%%

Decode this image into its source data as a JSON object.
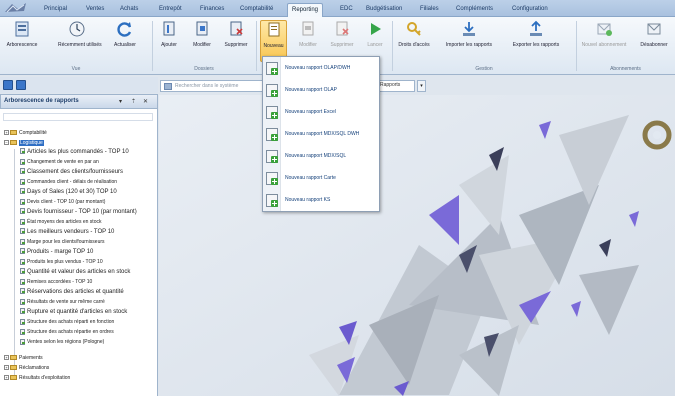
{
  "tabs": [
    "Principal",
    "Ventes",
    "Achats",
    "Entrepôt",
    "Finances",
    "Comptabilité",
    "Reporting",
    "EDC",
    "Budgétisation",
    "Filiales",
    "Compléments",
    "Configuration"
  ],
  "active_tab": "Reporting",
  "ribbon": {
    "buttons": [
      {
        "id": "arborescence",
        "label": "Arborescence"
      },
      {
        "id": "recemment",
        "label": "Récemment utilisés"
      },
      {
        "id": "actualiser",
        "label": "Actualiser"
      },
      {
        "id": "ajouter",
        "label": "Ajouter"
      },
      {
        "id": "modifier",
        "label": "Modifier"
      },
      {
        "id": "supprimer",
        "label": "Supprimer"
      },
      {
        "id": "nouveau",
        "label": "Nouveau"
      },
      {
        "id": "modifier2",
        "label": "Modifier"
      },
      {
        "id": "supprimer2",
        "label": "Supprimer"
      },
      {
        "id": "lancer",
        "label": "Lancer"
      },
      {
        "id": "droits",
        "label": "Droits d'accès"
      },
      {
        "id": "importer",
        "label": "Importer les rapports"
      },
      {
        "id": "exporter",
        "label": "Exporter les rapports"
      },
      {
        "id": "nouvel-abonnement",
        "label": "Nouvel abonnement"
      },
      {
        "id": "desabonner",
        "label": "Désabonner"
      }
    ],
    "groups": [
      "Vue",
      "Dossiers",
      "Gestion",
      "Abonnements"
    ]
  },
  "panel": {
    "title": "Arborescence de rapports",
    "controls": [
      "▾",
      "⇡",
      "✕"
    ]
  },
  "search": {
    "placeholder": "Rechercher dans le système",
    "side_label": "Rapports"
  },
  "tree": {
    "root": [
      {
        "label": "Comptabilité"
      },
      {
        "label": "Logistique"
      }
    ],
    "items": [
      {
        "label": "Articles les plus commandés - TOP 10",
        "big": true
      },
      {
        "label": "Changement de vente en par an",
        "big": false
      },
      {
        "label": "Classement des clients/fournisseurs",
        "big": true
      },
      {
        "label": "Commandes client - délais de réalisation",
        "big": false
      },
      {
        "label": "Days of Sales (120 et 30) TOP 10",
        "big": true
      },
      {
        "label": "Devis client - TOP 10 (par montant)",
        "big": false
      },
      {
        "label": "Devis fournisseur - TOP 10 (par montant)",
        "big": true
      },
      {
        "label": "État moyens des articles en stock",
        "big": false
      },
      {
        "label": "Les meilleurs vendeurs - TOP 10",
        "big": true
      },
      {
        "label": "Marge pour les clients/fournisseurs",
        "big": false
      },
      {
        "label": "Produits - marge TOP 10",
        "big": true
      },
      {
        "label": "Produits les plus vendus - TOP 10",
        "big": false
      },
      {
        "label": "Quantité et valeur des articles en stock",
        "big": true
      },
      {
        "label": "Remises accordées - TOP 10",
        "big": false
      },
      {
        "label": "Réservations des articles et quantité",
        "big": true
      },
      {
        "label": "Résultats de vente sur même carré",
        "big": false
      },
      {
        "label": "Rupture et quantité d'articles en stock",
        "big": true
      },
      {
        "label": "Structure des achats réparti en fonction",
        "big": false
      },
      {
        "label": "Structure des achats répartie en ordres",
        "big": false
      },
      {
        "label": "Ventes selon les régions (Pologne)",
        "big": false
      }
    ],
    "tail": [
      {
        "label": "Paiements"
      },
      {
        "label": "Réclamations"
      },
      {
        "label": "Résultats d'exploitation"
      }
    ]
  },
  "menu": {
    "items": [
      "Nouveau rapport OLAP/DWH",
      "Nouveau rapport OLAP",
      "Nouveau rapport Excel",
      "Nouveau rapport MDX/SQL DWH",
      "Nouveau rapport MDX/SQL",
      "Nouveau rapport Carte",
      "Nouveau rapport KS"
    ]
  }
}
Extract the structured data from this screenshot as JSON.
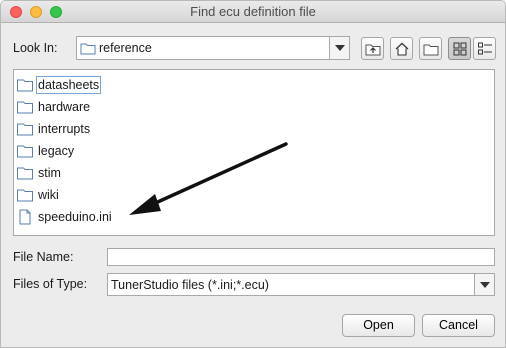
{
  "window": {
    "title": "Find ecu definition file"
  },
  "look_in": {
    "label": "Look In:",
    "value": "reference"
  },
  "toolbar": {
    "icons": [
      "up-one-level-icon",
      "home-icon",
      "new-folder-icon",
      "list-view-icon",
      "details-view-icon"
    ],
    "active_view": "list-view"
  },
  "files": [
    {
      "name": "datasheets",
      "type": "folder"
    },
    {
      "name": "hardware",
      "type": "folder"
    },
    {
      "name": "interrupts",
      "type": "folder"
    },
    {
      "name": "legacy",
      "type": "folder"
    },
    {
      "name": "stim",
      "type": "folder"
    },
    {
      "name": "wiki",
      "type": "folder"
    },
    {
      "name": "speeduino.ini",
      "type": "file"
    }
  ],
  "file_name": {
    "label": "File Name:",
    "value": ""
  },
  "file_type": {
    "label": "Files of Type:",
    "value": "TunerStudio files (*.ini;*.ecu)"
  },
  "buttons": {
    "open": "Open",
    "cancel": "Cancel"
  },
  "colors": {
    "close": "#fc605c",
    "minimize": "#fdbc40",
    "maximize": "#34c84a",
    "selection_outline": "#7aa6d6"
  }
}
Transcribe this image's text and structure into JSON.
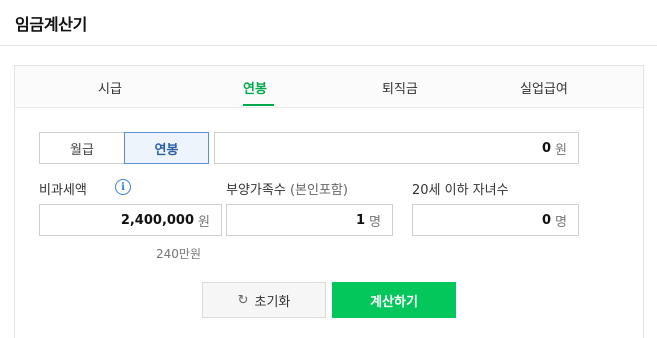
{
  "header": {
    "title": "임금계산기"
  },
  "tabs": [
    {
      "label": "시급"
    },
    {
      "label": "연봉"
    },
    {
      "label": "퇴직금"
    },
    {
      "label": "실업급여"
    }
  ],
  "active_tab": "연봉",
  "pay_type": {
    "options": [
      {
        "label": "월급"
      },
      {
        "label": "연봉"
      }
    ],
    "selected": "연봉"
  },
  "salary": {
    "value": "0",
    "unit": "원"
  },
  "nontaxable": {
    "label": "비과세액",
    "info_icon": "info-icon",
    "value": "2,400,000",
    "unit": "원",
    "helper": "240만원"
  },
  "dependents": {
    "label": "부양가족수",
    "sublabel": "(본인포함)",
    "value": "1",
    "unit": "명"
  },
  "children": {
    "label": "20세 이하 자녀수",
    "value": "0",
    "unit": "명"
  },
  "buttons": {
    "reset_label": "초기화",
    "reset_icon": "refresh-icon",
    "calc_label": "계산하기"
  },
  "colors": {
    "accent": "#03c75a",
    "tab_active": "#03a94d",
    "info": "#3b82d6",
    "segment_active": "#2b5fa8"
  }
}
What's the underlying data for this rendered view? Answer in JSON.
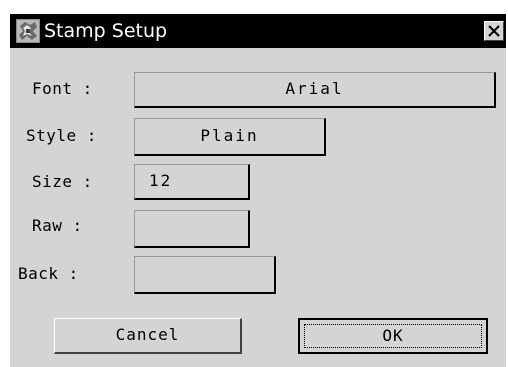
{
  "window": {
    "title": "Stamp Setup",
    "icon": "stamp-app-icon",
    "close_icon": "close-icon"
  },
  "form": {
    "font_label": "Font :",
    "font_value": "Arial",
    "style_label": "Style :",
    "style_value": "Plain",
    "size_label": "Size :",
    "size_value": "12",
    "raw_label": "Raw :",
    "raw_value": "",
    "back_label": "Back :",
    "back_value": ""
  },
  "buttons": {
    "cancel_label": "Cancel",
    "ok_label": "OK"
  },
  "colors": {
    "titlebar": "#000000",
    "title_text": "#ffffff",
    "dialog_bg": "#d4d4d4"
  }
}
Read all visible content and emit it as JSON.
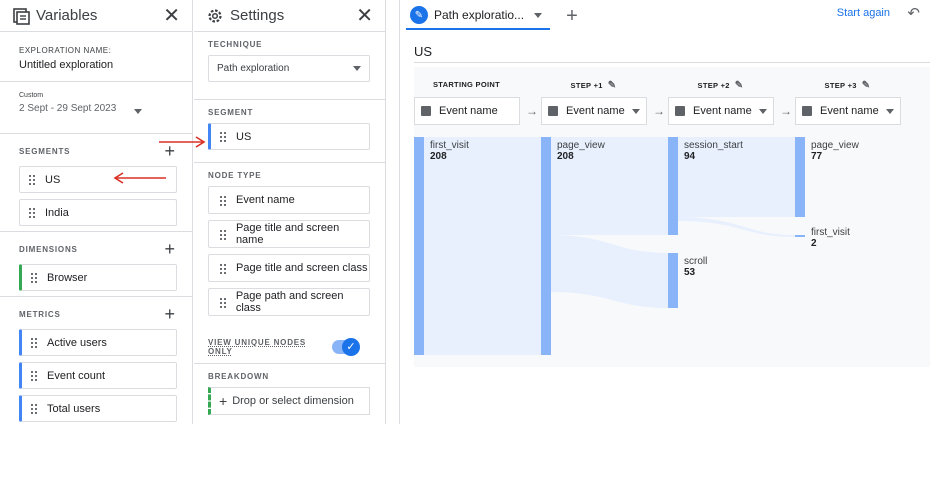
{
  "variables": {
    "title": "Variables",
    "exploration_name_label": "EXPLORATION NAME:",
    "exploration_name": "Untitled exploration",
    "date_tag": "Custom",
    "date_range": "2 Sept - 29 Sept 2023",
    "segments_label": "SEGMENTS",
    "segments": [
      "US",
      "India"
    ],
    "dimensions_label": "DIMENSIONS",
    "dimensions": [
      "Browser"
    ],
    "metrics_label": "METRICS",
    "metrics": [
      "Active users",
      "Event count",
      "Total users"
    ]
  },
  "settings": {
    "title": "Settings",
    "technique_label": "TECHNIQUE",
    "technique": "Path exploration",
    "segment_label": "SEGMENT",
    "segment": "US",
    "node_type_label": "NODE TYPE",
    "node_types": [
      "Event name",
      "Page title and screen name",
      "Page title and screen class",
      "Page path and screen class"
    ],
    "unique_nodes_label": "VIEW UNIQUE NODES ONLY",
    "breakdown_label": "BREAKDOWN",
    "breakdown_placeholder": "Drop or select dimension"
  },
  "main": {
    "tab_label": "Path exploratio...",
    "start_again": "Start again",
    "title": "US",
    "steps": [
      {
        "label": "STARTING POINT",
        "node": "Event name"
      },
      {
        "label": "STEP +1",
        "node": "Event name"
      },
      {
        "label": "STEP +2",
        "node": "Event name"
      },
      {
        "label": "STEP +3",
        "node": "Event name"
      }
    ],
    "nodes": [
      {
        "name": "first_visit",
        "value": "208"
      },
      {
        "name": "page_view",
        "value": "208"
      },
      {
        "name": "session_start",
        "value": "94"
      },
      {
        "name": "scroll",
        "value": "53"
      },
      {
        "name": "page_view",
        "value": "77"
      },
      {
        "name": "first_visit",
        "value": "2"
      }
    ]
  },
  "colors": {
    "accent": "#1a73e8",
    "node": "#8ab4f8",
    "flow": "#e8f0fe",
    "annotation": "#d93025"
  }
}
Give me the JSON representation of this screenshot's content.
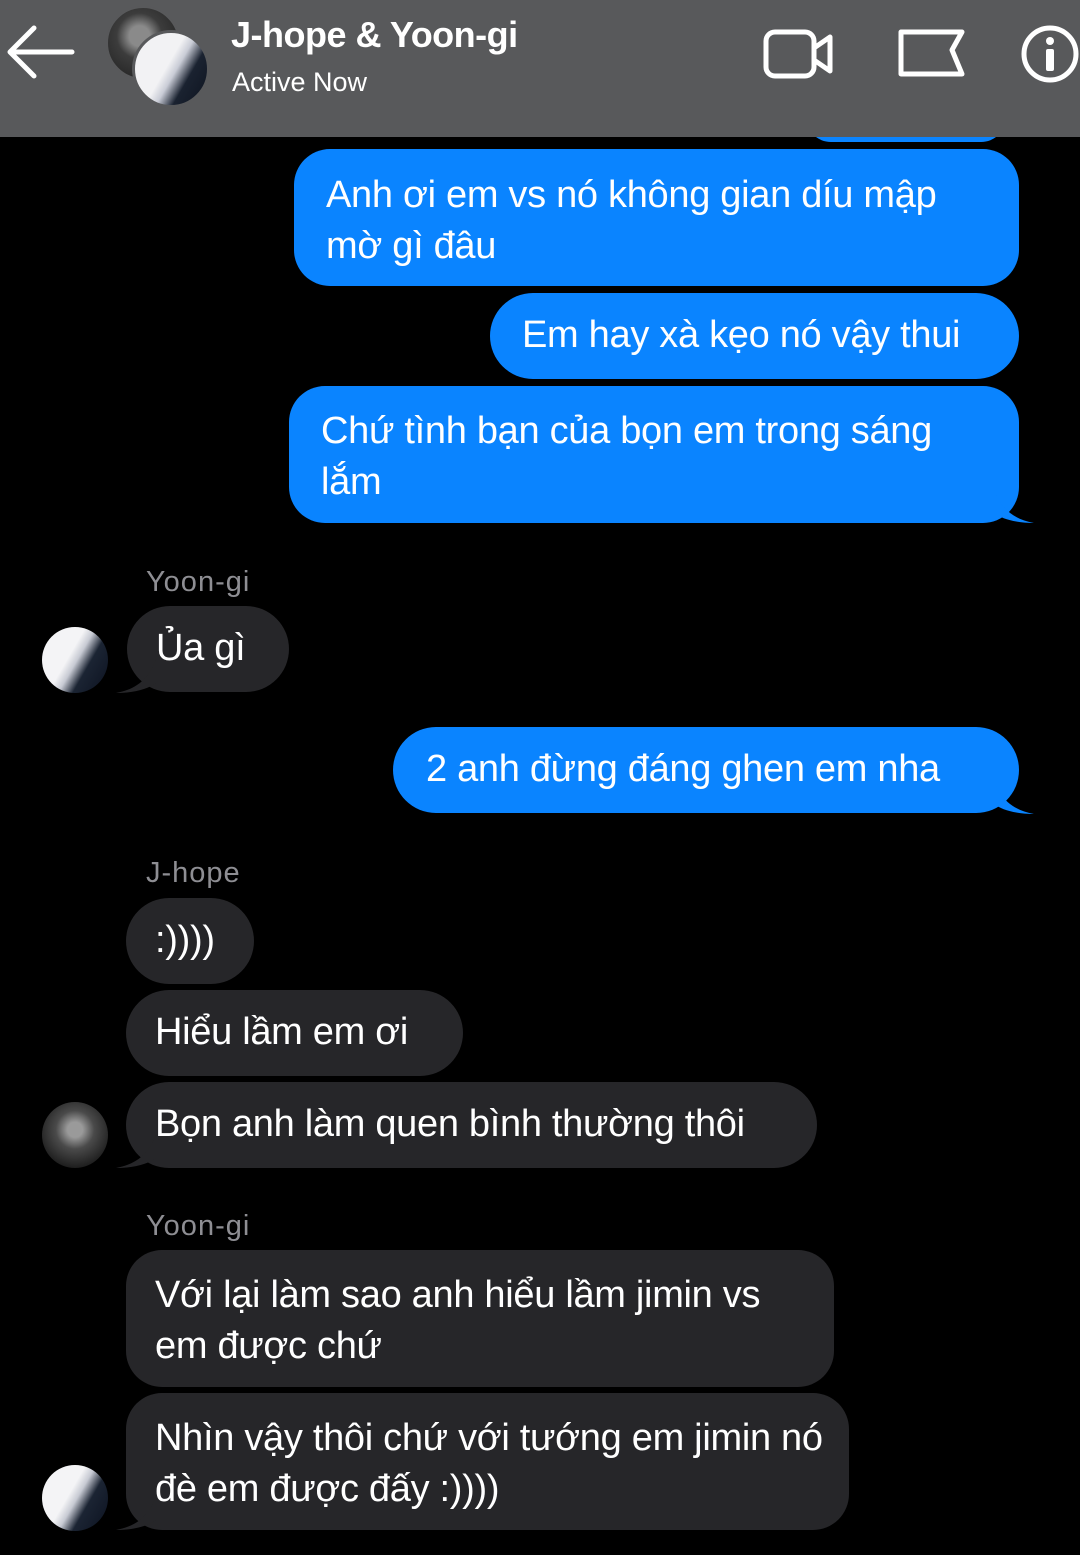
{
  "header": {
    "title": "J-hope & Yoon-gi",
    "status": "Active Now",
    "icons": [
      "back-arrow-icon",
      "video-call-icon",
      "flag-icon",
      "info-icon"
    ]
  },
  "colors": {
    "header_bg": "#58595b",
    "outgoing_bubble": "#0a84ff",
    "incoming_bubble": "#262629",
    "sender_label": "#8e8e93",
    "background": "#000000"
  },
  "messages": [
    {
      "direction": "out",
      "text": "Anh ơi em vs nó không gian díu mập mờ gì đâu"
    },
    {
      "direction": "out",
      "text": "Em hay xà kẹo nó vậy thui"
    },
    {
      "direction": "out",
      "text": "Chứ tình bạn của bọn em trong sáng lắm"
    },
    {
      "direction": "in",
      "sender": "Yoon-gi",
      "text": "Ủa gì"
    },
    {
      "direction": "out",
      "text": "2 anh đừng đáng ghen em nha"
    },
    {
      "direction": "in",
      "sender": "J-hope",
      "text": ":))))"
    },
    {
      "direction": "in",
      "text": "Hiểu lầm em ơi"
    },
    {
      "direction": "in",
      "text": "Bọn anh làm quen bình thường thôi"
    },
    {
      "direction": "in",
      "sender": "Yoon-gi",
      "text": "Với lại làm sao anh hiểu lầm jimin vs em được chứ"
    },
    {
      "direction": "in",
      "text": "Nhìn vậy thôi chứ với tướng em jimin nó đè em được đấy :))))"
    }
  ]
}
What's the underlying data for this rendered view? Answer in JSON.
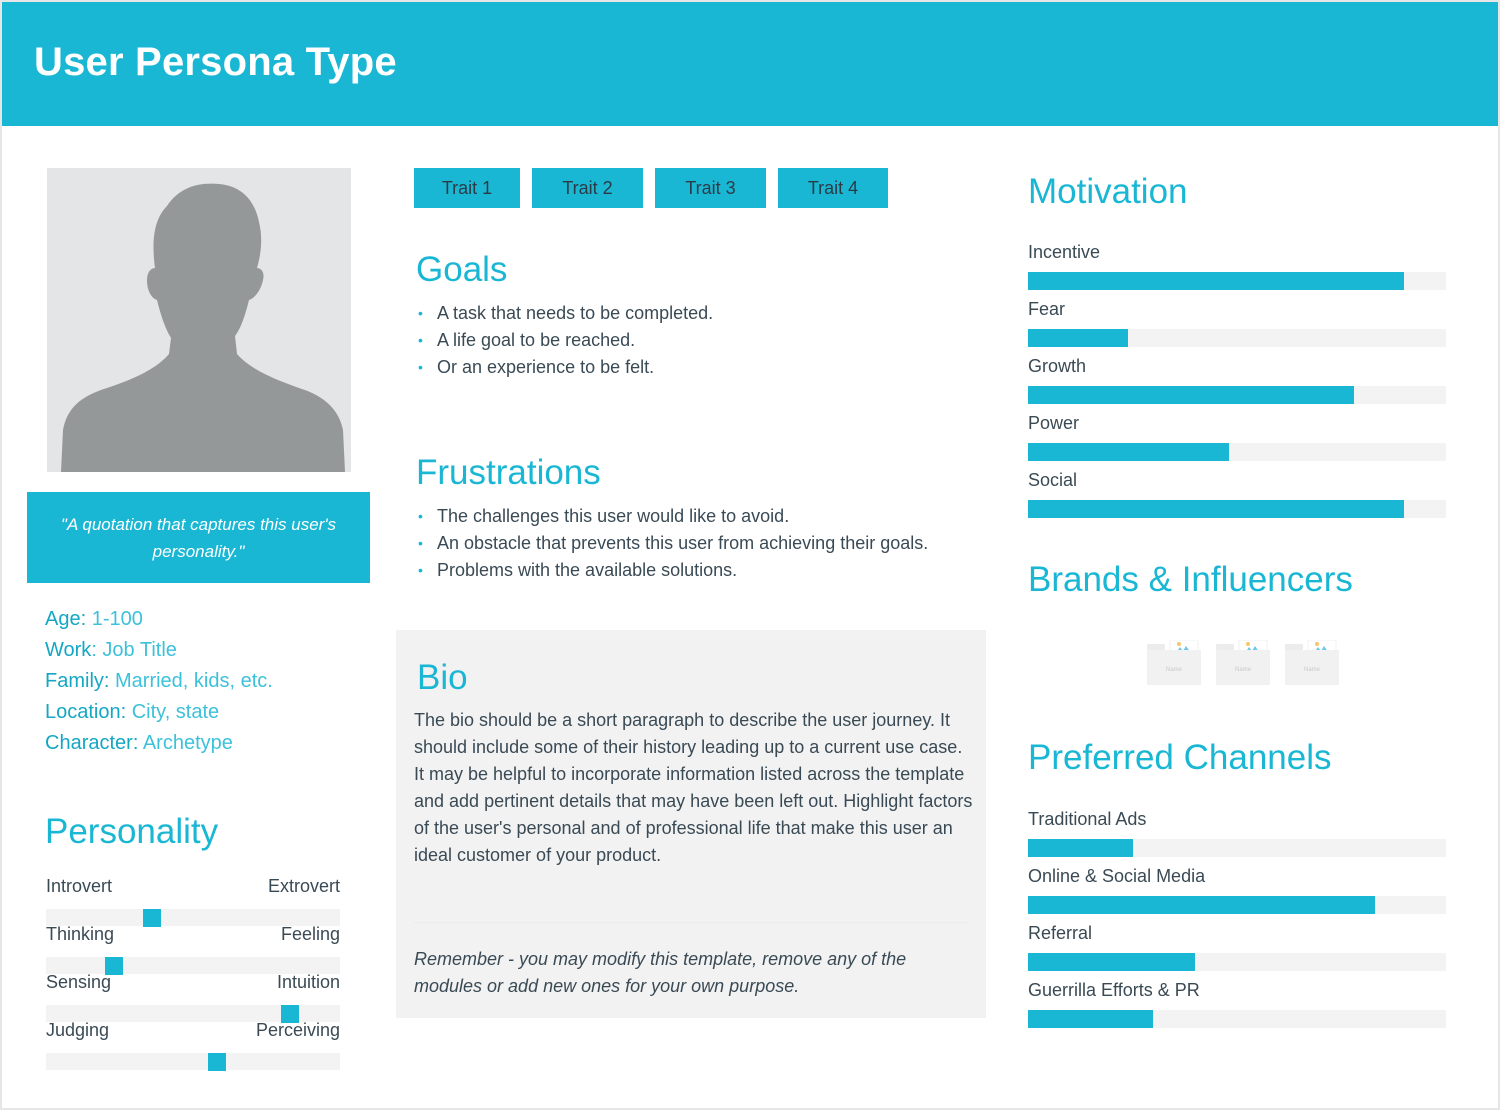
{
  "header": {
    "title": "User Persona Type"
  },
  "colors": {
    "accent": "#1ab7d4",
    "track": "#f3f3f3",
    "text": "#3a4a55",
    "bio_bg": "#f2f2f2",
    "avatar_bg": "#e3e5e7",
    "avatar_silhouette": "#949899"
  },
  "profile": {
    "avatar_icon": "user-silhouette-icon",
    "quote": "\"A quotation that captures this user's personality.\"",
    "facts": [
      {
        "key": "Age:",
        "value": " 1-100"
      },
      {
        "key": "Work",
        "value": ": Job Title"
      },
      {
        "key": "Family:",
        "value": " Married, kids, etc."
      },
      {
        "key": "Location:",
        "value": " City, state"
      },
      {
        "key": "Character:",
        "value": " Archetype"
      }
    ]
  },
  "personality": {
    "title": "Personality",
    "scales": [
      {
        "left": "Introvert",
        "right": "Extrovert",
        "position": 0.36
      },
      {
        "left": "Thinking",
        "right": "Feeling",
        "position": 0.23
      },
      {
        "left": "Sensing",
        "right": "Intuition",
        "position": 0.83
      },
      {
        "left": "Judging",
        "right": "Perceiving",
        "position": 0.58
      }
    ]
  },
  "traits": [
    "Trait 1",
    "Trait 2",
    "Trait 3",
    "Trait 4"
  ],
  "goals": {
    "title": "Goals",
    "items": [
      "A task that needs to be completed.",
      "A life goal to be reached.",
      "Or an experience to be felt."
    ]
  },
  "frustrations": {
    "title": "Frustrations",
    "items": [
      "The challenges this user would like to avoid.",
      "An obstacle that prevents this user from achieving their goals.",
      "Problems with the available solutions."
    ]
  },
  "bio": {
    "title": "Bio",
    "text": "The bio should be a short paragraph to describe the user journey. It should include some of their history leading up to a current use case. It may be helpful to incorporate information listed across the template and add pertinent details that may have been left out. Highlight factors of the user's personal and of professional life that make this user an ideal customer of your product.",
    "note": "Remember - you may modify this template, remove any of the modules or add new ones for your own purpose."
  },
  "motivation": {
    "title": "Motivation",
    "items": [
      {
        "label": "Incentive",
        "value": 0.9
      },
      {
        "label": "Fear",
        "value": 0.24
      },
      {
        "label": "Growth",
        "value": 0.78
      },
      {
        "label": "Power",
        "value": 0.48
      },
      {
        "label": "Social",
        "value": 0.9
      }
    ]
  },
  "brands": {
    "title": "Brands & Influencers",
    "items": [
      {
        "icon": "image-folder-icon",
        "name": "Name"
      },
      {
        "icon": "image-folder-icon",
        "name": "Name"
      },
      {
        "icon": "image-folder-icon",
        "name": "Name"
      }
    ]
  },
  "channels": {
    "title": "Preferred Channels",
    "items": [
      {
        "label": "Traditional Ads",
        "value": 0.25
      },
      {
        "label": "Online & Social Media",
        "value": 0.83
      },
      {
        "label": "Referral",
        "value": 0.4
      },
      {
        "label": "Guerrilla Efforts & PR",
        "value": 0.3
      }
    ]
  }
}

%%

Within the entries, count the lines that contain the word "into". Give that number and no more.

2